Harnessing the Power of Rooftop Solar
Rooftop solar emerges as a beacon of hope in this transformative journey. It presents a direct way for Australians to contribute to the energy transition, bypassing the wait for large-scale projects. Cass emphasises the remarkable potential of rooftop solar to expedite Australia’s shift away from fossil fuels. He heralds Australian households as the unsung heroes in the march towards zero emissions, underscoring the significance of their role in the broader energy landscape.
The vision of a renewable future hinges on monumental investments in energy generation, storage, and transmission. It demands concerted efforts from governments, industries, and communities to meet ambitious objectives, especially as electricity consumption is projected to soar due to the electrification of various sectors.
Revolutionising Consumption Patterns
The evolution of energy sources has led to a reevaluation of consumption habits. In the era of coal dominance, cheaper electricity rates at night led to the creation of systems encouraging night-time consumption.
Solar power has flipped the script on electricity consumption. In the past, the coal-heavy grid made night-time the go-to for cheaper rates, pushing households to use power when the stars were out. Now, the sun’s rays bring the savings, turning daylight hours into the prime time for affordable electricity use. This shift has nudged the market, bringing in new tariffs and perks to get people using power when the sun is shining, making every kilowatt greener.
Innovation is buzzing, too. Ideas like virtual power plants are popping up, thinking of home batteries and electric car chargers as pieces of a bigger puzzle, working together to make energy use and distribution slicker.
And looking ahead, the road to a renewable future isn’t without its bumps. It’s a journey of constant challenge, needing the brains and bravery of scientists, engineers, and leaders.

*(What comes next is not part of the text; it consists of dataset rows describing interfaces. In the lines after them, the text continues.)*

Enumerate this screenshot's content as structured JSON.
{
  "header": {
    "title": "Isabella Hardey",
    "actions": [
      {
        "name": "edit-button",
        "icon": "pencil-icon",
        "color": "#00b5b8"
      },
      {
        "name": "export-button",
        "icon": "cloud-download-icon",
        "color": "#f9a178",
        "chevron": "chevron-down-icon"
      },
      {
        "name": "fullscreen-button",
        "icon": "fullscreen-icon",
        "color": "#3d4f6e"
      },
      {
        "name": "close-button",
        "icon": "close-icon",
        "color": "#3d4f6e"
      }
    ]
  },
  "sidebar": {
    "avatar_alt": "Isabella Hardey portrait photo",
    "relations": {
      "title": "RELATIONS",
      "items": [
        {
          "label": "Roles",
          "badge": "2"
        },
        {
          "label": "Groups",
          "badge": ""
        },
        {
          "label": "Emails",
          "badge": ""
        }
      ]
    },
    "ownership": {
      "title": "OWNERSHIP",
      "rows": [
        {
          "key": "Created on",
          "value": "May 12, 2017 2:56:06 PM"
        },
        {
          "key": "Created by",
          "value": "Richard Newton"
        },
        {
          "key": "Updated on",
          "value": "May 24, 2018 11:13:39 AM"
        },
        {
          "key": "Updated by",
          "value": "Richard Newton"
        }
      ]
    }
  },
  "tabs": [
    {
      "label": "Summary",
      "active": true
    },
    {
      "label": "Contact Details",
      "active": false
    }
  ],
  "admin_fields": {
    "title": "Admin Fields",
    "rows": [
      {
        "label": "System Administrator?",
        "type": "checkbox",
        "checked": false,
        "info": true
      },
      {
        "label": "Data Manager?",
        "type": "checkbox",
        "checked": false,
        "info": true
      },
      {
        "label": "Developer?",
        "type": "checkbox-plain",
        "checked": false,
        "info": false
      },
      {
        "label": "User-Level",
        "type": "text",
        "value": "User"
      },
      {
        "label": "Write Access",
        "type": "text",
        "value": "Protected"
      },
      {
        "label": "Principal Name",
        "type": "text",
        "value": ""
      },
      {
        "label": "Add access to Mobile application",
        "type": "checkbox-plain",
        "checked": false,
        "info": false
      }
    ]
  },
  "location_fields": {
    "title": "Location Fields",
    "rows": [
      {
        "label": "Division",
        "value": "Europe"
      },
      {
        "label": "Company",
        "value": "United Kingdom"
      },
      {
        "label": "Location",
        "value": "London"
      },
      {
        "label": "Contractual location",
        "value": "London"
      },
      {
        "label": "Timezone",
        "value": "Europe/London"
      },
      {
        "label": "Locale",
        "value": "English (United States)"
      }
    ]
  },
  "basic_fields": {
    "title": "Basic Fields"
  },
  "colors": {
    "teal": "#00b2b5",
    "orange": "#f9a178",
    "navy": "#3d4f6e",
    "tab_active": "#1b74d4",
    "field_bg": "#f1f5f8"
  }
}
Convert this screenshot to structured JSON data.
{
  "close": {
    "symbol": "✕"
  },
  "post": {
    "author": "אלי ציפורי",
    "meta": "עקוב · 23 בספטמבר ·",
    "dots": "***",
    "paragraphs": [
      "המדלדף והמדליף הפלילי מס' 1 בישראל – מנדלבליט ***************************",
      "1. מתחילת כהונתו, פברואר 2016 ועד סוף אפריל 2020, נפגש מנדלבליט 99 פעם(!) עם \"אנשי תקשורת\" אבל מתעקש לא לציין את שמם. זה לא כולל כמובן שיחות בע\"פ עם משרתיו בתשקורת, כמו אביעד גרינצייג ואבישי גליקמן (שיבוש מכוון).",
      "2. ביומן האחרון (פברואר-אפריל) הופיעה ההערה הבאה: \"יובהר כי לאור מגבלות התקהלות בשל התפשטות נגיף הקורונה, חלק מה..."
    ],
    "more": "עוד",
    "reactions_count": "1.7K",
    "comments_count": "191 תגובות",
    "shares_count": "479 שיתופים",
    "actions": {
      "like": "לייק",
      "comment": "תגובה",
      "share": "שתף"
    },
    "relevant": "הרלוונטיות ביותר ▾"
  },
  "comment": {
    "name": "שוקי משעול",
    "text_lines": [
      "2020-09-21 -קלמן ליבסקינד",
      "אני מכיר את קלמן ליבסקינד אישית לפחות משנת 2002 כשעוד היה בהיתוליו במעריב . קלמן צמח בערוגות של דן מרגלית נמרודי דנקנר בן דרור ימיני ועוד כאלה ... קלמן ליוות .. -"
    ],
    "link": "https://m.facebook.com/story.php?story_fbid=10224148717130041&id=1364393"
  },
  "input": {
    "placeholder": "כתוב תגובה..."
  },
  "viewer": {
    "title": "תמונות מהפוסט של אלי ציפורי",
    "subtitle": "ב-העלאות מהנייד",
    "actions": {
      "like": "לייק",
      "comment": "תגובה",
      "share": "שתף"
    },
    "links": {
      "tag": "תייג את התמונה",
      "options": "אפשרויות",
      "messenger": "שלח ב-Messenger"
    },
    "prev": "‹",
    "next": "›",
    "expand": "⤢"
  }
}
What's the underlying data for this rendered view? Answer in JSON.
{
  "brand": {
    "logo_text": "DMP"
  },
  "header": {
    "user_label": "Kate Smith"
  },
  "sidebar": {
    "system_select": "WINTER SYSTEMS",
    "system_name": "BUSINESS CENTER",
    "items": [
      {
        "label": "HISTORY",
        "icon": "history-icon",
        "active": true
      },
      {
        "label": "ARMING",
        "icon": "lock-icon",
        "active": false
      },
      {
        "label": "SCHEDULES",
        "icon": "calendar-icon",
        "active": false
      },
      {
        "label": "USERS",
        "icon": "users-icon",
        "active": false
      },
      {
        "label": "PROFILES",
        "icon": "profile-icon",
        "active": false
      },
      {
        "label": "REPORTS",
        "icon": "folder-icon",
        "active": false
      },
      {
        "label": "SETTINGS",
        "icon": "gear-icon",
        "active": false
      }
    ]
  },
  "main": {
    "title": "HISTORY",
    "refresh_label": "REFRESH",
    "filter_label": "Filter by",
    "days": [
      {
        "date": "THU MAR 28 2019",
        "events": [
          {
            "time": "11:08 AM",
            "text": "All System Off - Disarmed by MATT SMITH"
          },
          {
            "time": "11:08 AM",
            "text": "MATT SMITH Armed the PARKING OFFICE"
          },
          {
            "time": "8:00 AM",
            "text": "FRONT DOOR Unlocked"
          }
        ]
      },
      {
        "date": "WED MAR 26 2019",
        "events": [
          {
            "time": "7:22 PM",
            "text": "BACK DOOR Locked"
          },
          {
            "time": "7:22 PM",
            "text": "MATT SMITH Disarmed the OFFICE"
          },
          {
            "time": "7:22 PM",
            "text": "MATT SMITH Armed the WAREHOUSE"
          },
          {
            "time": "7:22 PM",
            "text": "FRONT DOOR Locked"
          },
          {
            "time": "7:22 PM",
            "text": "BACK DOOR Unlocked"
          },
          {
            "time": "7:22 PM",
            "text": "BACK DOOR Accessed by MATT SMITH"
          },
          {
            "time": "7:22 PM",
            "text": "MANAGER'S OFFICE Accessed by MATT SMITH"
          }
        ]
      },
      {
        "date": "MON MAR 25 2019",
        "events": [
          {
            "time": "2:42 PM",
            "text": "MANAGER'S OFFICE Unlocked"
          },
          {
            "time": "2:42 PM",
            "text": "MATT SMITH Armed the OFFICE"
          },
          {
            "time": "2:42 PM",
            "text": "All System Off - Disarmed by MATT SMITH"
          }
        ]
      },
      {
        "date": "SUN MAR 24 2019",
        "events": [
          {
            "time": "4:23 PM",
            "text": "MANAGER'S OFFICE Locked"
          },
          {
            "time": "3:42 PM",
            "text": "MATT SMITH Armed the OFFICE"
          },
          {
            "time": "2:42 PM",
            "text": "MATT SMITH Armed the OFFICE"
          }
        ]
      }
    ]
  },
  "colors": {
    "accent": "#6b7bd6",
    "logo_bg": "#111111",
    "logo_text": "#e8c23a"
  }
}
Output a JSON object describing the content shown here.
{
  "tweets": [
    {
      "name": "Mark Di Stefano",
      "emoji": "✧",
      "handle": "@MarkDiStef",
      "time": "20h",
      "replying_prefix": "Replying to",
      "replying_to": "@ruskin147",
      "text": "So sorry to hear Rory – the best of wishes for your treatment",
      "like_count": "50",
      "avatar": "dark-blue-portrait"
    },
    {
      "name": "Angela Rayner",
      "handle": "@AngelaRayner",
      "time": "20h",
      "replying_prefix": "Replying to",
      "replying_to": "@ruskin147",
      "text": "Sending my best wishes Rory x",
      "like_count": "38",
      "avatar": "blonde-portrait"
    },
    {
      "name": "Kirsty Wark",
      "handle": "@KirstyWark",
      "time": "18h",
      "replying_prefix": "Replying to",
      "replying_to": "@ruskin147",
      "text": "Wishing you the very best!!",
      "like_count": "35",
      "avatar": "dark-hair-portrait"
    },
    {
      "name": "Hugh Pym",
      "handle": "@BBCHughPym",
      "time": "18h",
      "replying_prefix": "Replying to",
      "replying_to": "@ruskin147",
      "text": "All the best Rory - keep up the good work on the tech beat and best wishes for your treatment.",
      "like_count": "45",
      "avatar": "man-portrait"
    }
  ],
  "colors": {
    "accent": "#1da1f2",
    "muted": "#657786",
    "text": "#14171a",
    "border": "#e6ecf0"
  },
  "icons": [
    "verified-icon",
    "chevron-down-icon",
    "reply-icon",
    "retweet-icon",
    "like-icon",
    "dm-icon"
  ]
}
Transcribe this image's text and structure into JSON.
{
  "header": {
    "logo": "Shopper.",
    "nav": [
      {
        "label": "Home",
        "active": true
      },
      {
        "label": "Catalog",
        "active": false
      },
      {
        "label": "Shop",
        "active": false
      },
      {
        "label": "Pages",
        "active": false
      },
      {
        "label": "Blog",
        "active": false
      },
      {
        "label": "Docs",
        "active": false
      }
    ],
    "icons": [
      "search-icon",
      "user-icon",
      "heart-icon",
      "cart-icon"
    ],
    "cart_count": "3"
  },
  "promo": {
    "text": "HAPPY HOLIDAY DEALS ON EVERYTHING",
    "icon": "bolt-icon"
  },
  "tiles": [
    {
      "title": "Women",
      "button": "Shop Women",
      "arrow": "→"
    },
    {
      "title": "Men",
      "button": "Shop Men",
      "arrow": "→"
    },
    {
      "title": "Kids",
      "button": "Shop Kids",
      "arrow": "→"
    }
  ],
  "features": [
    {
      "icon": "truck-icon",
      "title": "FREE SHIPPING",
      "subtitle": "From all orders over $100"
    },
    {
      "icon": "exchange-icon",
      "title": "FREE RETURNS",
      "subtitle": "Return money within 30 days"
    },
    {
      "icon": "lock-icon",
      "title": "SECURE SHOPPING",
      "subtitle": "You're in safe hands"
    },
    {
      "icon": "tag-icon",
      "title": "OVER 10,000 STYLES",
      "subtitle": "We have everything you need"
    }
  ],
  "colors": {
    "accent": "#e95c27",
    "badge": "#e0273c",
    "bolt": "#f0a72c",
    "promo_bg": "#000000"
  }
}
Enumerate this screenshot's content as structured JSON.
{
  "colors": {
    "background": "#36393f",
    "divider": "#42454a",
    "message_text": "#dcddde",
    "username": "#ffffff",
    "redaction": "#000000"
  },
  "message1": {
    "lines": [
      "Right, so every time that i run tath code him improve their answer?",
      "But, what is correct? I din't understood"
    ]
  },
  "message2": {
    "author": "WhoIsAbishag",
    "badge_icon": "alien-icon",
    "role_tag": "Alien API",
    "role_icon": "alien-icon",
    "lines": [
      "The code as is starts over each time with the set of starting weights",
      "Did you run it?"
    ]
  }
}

Rooftop solar is a bright spot, showing the leaps we can make towards cleaner energy. But it’s not the only player in the game. As Anna Bruce highlights, rooftop solar is a big win, but it’s part of a team, alongside other renewables, better grids, and beefed-up storage, all shooting for the same goal: a sustainable, zero-emission future.